Scan the entries below for the word "heading" and copy every line where it turns up.

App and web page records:
-- Opening Marker --

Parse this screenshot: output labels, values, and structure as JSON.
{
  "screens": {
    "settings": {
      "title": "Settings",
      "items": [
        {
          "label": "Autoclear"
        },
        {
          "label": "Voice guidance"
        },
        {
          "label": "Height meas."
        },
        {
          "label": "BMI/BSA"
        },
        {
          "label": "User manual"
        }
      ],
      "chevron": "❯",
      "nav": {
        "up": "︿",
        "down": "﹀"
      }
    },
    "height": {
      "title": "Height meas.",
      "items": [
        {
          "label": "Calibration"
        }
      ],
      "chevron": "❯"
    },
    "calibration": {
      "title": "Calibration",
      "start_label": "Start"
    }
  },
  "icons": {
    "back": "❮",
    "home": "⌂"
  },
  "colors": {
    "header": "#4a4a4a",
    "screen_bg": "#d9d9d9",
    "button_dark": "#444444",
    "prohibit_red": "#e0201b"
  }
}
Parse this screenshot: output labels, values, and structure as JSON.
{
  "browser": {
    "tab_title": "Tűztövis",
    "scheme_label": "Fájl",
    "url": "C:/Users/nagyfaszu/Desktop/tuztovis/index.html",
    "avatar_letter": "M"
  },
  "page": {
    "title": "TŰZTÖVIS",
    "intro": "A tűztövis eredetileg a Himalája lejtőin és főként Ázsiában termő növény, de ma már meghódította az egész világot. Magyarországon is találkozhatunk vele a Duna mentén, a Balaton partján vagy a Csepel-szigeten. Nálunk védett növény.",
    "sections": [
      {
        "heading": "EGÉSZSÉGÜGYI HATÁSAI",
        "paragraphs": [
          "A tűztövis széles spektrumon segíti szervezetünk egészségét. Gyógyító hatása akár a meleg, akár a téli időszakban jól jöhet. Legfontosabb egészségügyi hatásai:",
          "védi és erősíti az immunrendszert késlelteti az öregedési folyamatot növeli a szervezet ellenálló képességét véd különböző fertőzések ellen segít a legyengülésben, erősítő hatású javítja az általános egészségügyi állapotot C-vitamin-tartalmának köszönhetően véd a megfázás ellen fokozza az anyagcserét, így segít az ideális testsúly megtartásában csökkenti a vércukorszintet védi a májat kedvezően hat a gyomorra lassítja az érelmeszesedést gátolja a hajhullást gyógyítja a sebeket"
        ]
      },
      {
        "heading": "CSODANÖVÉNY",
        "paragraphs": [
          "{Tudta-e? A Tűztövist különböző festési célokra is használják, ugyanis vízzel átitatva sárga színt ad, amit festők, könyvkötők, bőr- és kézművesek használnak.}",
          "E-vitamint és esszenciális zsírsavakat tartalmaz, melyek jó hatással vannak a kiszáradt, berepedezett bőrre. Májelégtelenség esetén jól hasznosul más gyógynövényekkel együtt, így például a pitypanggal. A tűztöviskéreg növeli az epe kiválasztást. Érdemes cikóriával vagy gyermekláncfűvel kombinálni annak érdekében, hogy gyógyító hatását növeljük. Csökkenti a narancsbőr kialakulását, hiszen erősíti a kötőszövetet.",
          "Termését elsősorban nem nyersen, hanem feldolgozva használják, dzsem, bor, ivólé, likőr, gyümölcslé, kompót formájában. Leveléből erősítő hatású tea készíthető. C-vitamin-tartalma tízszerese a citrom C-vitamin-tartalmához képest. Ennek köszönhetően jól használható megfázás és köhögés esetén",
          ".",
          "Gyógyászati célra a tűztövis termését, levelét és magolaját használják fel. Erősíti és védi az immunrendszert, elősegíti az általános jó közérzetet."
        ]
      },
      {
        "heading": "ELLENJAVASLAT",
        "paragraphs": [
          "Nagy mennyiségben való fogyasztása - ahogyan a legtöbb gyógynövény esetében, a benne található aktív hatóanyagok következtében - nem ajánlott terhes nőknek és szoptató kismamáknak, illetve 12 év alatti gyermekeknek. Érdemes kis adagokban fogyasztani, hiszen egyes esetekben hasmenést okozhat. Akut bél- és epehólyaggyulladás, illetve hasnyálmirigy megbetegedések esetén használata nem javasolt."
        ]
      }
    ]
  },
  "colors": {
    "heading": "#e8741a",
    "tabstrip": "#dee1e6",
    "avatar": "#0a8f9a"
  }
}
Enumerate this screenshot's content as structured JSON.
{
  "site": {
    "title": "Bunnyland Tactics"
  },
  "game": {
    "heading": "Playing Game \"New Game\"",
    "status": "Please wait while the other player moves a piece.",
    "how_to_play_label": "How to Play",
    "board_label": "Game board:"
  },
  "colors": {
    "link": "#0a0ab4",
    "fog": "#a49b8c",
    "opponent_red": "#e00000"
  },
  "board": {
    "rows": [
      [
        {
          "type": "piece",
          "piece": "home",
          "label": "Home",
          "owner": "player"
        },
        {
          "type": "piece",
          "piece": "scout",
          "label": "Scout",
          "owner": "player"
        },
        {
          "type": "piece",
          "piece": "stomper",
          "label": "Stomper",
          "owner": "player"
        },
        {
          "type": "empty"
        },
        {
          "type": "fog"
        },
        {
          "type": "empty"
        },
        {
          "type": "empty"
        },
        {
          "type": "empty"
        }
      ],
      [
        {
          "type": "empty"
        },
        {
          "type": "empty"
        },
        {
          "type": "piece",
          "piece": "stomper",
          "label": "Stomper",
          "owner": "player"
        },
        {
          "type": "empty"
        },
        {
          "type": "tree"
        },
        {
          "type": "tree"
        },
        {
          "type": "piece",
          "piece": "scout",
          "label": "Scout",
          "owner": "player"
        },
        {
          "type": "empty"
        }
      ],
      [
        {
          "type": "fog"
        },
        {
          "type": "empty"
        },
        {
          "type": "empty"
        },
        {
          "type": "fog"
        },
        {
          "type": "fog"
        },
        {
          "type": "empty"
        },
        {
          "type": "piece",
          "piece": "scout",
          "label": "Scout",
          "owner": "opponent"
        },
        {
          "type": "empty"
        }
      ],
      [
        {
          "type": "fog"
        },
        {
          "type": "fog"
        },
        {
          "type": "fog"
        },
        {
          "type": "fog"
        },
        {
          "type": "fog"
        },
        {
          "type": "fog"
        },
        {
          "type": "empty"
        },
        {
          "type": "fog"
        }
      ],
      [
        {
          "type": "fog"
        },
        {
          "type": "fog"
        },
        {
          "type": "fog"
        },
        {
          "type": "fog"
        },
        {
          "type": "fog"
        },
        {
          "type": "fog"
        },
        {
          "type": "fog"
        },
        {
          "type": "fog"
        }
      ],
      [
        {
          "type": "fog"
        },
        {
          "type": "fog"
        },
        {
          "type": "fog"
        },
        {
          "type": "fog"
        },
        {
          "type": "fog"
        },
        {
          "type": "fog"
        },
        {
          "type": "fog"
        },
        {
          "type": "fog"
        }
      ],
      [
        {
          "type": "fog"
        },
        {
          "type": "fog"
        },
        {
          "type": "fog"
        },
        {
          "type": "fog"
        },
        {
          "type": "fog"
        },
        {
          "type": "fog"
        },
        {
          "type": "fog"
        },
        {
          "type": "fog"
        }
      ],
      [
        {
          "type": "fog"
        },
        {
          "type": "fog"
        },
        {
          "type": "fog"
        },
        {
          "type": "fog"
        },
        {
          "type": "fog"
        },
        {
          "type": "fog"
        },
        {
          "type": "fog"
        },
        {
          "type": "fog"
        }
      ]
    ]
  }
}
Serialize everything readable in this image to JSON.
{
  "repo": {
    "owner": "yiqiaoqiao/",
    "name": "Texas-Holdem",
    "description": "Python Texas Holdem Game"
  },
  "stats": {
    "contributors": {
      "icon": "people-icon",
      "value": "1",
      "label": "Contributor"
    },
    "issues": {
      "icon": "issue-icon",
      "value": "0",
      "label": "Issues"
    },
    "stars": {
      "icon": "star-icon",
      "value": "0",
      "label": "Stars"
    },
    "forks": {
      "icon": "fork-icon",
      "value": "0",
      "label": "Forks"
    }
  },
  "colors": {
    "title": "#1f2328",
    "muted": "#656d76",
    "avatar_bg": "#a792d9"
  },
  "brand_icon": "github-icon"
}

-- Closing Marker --

YOUR RESPONSE:
        "heading": "EGÉSZSÉGÜGYI HATÁSAI",
        "heading": "CSODANÖVÉNY",
        "heading": "ELLENJAVASLAT",
    "heading": "#e8741a",
    "heading": "Playing Game \"New Game\"",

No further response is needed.